[WHAT TO PRODUCE] Without changing anything, set down every line shown below.

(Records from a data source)
..........
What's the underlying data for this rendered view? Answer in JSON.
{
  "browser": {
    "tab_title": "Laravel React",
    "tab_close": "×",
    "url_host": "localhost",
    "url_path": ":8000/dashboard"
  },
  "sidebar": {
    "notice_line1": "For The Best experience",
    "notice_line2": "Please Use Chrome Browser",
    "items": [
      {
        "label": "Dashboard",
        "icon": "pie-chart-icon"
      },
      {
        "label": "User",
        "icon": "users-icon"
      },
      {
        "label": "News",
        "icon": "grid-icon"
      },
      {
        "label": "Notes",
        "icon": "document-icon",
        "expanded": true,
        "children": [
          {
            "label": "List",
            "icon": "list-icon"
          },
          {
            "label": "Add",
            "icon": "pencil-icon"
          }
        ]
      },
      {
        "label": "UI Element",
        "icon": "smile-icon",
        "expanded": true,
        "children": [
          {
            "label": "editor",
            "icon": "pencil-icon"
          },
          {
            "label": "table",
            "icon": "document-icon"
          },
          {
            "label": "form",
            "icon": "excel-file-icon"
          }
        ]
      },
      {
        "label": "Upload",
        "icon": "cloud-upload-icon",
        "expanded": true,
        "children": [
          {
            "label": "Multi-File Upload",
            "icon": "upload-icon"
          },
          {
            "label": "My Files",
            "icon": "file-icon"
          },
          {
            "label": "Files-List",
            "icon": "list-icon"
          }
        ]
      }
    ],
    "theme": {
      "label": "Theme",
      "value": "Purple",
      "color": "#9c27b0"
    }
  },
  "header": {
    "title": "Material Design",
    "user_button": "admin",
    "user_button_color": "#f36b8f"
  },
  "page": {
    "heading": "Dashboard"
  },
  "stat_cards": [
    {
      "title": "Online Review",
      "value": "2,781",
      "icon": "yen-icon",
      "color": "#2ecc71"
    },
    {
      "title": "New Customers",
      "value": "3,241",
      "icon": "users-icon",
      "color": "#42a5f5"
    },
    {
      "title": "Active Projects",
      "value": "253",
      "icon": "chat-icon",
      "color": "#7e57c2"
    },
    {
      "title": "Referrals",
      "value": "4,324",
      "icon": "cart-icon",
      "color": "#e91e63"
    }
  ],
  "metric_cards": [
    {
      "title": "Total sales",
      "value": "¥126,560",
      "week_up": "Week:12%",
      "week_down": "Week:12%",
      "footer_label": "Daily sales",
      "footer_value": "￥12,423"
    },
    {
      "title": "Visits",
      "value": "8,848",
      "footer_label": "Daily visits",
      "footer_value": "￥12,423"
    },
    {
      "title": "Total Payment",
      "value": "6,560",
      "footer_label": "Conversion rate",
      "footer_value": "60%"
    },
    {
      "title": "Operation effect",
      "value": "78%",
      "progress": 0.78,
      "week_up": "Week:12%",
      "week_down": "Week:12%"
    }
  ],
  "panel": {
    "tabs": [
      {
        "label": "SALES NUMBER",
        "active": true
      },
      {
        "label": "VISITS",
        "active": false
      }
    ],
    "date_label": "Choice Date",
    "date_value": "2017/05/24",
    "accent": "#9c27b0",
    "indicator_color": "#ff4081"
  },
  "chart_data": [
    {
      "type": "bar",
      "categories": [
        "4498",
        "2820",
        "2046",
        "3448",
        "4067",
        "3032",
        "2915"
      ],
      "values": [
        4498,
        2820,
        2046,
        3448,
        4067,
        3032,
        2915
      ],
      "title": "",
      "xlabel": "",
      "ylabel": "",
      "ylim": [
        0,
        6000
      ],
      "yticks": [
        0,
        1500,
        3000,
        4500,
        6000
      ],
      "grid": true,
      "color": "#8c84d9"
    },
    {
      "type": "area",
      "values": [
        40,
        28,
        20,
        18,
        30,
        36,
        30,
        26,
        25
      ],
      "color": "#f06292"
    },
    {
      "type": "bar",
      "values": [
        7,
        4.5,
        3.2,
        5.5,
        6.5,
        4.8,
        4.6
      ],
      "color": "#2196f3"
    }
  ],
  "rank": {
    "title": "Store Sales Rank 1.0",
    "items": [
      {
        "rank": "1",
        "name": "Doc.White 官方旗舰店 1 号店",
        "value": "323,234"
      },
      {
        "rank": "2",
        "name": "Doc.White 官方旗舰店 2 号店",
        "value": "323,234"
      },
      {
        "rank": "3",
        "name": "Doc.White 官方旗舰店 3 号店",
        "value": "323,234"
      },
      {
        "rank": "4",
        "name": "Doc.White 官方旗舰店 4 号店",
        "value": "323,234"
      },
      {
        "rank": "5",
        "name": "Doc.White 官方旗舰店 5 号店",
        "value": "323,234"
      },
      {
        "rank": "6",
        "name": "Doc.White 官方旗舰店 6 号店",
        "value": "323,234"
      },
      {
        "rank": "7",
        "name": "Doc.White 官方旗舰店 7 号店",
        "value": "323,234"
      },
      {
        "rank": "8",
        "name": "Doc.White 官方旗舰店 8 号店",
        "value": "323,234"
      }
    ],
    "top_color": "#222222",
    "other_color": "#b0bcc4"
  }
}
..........
[RESPONSE BOX]
What's the underlying data for this rendered view? Answer in JSON.
{
  "browser": {
    "tab_title": "Laravel React",
    "tab_close": "×",
    "url_host": "localhost",
    "url_path": ":8000/dashboard"
  },
  "sidebar": {
    "notice_line1": "For The Best experience",
    "notice_line2": "Please Use Chrome Browser",
    "items": [
      {
        "label": "Dashboard",
        "icon": "pie-chart-icon"
      },
      {
        "label": "User",
        "icon": "users-icon"
      },
      {
        "label": "News",
        "icon": "grid-icon"
      },
      {
        "label": "Notes",
        "icon": "document-icon",
        "expanded": true,
        "children": [
          {
            "label": "List",
            "icon": "list-icon"
          },
          {
            "label": "Add",
            "icon": "pencil-icon"
          }
        ]
      },
      {
        "label": "UI Element",
        "icon": "smile-icon",
        "expanded": true,
        "children": [
          {
            "label": "editor",
            "icon": "pencil-icon"
          },
          {
            "label": "table",
            "icon": "document-icon"
          },
          {
            "label": "form",
            "icon": "excel-file-icon"
          }
        ]
      },
      {
        "label": "Upload",
        "icon": "cloud-upload-icon",
        "expanded": true,
        "children": [
          {
            "label": "Multi-File Upload",
            "icon": "upload-icon"
          },
          {
            "label": "My Files",
            "icon": "file-icon"
          },
          {
            "label": "Files-List",
            "icon": "list-icon"
          }
        ]
      }
    ],
    "theme": {
      "label": "Theme",
      "value": "Purple",
      "color": "#9c27b0"
    }
  },
  "header": {
    "title": "Material Design",
    "user_button": "admin",
    "user_button_color": "#f36b8f"
  },
  "page": {
    "heading": "Dashboard"
  },
  "stat_cards": [
    {
      "title": "Online Review",
      "value": "2,781",
      "icon": "yen-icon",
      "color": "#2ecc71"
    },
    {
      "title": "New Customers",
      "value": "3,241",
      "icon": "users-icon",
      "color": "#42a5f5"
    },
    {
      "title": "Active Projects",
      "value": "253",
      "icon": "chat-icon",
      "color": "#7e57c2"
    },
    {
      "title": "Referrals",
      "value": "4,324",
      "icon": "cart-icon",
      "color": "#e91e63"
    }
  ],
  "metric_cards": [
    {
      "title": "Total sales",
      "value": "¥126,560",
      "week_up": "Week:12%",
      "week_down": "Week:12%",
      "footer_label": "Daily sales",
      "footer_value": "￥12,423"
    },
    {
      "title": "Visits",
      "value": "8,848",
      "footer_label": "Daily visits",
      "footer_value": "￥12,423"
    },
    {
      "title": "Total Payment",
      "value": "6,560",
      "footer_label": "Conversion rate",
      "footer_value": "60%"
    },
    {
      "title": "Operation effect",
      "value": "78%",
      "progress": 0.78,
      "week_up": "Week:12%",
      "week_down": "Week:12%"
    }
  ],
  "panel": {
    "tabs": [
      {
        "label": "SALES NUMBER",
        "active": true
      },
      {
        "label": "VISITS",
        "active": false
      }
    ],
    "date_label": "Choice Date",
    "date_value": "2017/05/24",
    "accent": "#9c27b0",
    "indicator_color": "#ff4081"
  },
  "chart_data": [
    {
      "type": "bar",
      "categories": [
        "4498",
        "2820",
        "2046",
        "3448",
        "4067",
        "3032",
        "2915"
      ],
      "values": [
        4498,
        2820,
        2046,
        3448,
        4067,
        3032,
        2915
      ],
      "title": "",
      "xlabel": "",
      "ylabel": "",
      "ylim": [
        0,
        6000
      ],
      "yticks": [
        0,
        1500,
        3000,
        4500,
        6000
      ],
      "grid": true,
      "color": "#8c84d9"
    },
    {
      "type": "area",
      "values": [
        40,
        28,
        20,
        18,
        30,
        36,
        30,
        26,
        25
      ],
      "color": "#f06292"
    },
    {
      "type": "bar",
      "values": [
        7,
        4.5,
        3.2,
        5.5,
        6.5,
        4.8,
        4.6
      ],
      "color": "#2196f3"
    }
  ],
  "rank": {
    "title": "Store Sales Rank 1.0",
    "items": [
      {
        "rank": "1",
        "name": "Doc.White 官方旗舰店 1 号店",
        "value": "323,234"
      },
      {
        "rank": "2",
        "name": "Doc.White 官方旗舰店 2 号店",
        "value": "323,234"
      },
      {
        "rank": "3",
        "name": "Doc.White 官方旗舰店 3 号店",
        "value": "323,234"
      },
      {
        "rank": "4",
        "name": "Doc.White 官方旗舰店 4 号店",
        "value": "323,234"
      },
      {
        "rank": "5",
        "name": "Doc.White 官方旗舰店 5 号店",
        "value": "323,234"
      },
      {
        "rank": "6",
        "name": "Doc.White 官方旗舰店 6 号店",
        "value": "323,234"
      },
      {
        "rank": "7",
        "name": "Doc.White 官方旗舰店 7 号店",
        "value": "323,234"
      },
      {
        "rank": "8",
        "name": "Doc.White 官方旗舰店 8 号店",
        "value": "323,234"
      }
    ],
    "top_color": "#222222",
    "other_color": "#b0bcc4"
  }
}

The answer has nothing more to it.